About this task
Scan the entries for the word "glyph" and return every line that has it.

Supplied records
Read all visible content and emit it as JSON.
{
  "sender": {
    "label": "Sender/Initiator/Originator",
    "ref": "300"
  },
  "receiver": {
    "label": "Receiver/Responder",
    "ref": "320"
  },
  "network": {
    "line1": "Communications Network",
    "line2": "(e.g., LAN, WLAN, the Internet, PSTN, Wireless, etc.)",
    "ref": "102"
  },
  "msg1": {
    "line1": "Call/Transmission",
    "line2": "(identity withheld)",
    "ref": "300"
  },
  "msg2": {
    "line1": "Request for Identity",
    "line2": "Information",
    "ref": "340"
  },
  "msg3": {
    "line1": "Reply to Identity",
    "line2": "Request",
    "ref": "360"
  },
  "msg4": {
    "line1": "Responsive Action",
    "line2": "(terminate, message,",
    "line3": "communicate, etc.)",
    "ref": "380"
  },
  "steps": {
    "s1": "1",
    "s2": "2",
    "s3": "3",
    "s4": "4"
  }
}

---

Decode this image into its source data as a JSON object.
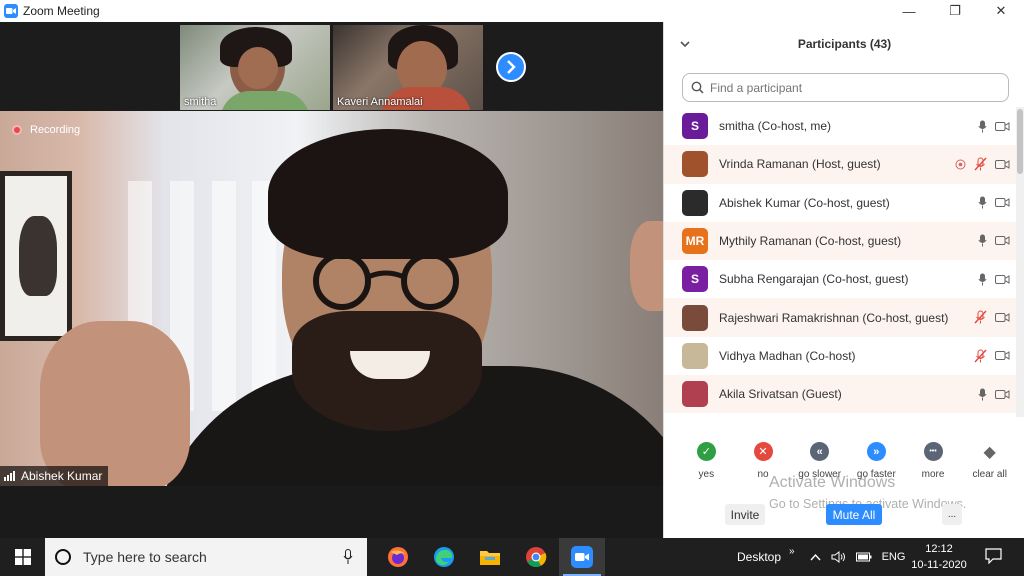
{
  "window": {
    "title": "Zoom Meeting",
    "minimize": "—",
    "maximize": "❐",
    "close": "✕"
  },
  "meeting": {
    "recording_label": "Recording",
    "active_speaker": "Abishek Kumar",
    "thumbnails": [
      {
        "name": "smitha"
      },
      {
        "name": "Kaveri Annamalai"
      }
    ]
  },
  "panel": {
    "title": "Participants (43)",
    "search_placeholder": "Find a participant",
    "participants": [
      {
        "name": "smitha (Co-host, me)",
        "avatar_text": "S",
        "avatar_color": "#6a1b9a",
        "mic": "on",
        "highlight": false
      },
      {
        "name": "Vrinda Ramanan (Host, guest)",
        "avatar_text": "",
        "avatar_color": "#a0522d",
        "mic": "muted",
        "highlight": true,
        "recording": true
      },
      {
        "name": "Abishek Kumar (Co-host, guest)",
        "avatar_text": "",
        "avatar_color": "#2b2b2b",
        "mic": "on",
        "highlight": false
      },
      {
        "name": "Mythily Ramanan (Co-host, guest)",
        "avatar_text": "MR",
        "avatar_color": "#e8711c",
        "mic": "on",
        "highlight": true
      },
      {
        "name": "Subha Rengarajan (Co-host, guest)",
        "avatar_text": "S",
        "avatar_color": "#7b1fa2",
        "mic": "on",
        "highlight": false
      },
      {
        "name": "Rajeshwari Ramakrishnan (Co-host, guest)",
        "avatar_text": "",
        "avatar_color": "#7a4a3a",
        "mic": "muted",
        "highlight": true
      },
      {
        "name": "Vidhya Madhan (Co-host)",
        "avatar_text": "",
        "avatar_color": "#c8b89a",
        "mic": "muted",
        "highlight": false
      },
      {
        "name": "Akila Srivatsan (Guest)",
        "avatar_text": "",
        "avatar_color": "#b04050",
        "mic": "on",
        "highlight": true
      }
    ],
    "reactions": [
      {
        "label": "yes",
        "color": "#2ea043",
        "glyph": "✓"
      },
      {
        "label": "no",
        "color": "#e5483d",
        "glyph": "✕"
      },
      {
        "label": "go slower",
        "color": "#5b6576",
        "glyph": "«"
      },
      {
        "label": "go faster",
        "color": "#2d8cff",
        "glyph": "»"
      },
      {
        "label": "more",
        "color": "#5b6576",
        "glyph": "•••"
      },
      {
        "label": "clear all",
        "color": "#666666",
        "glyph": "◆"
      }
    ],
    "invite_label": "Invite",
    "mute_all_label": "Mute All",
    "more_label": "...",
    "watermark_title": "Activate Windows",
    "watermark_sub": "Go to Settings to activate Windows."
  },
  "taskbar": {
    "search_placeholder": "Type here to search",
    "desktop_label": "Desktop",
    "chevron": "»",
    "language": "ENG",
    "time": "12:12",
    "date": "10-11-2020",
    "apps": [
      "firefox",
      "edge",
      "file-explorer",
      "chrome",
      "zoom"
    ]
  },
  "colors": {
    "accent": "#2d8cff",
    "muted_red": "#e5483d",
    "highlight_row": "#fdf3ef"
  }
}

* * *

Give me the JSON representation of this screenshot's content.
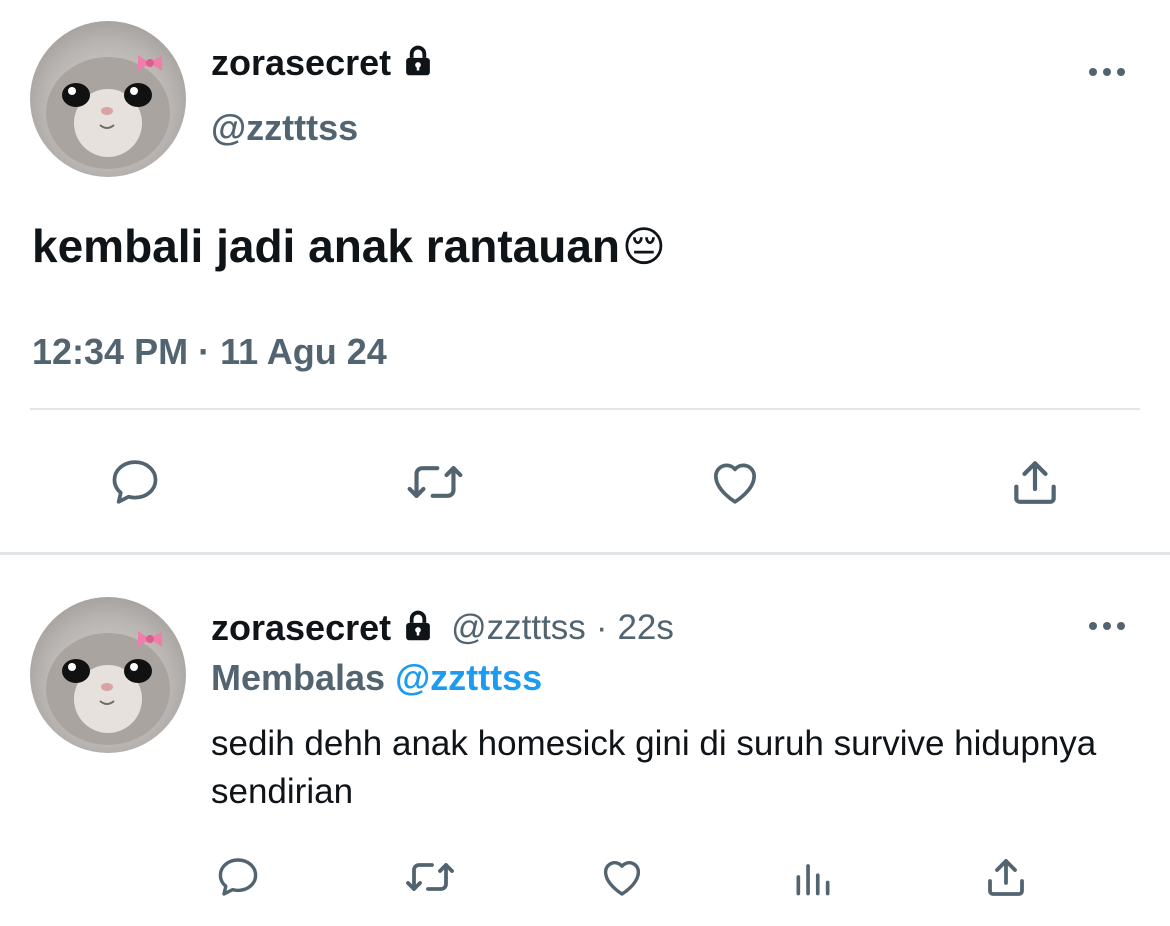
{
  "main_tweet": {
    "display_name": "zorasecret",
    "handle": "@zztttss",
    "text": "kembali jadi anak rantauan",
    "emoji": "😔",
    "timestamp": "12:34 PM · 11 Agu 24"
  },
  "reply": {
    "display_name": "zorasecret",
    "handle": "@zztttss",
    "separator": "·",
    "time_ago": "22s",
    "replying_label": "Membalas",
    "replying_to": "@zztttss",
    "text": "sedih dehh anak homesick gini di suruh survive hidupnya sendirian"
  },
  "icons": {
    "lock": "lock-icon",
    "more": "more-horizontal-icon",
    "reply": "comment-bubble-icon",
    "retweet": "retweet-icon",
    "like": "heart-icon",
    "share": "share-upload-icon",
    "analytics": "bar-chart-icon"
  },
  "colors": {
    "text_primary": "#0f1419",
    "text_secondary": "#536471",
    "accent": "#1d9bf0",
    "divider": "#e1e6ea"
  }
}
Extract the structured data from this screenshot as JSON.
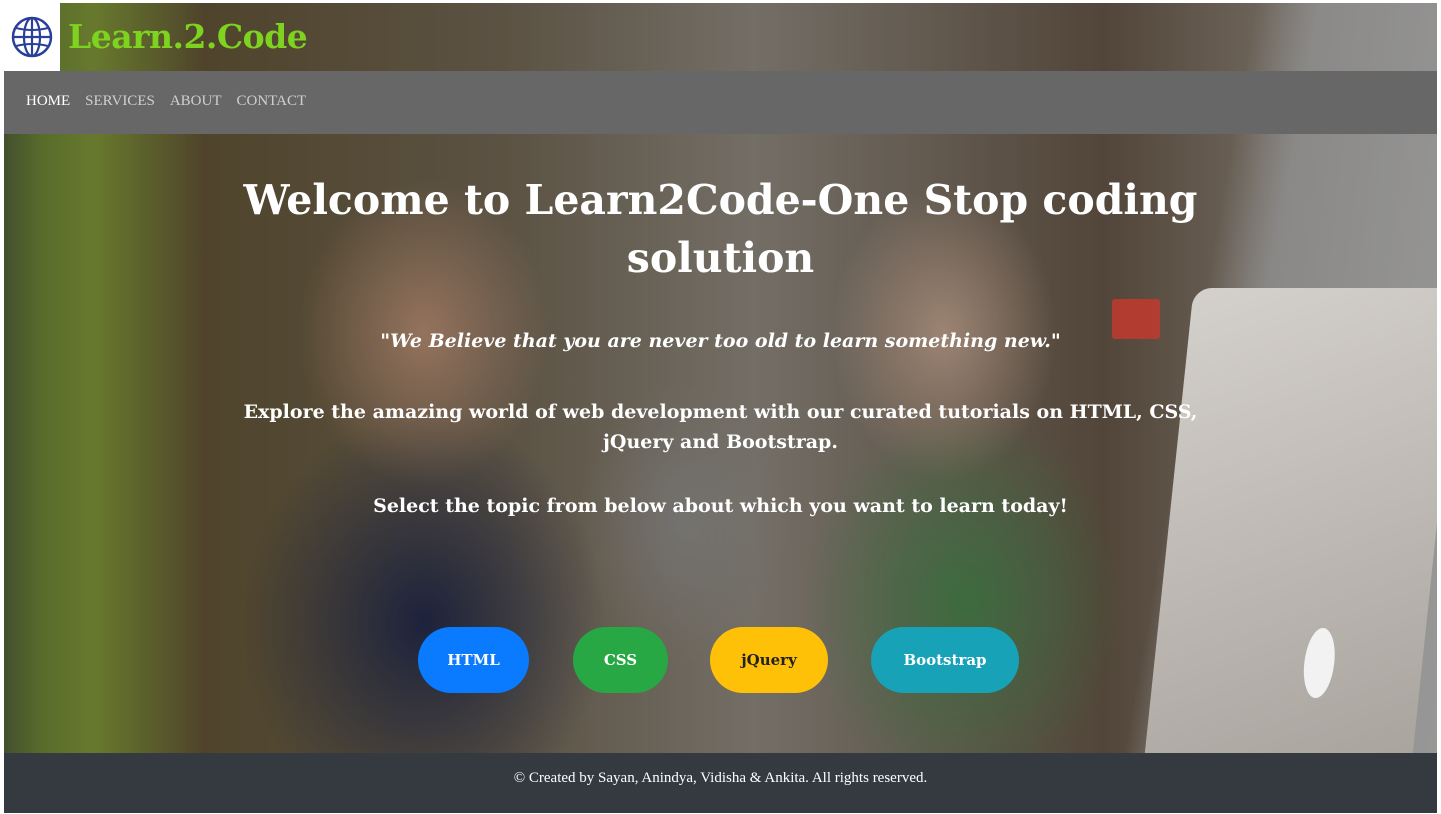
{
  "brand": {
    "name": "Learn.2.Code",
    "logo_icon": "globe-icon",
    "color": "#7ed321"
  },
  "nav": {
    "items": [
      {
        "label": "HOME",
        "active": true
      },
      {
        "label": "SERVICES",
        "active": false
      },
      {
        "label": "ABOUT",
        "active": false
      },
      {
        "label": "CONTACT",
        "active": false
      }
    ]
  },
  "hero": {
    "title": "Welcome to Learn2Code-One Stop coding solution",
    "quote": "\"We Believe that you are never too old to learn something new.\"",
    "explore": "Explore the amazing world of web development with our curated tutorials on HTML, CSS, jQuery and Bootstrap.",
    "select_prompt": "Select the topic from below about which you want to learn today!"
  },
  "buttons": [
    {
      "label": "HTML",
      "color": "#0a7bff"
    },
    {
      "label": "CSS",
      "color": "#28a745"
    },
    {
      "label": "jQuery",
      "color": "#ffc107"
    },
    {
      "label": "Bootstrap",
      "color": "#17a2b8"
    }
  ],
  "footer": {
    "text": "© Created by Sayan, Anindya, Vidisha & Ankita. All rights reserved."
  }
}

Answer below
        "glyph": "✓"
        "glyph": "✕"
        "glyph": "«"
        "glyph": "»"
        "glyph": "•••"
        "glyph": "◆"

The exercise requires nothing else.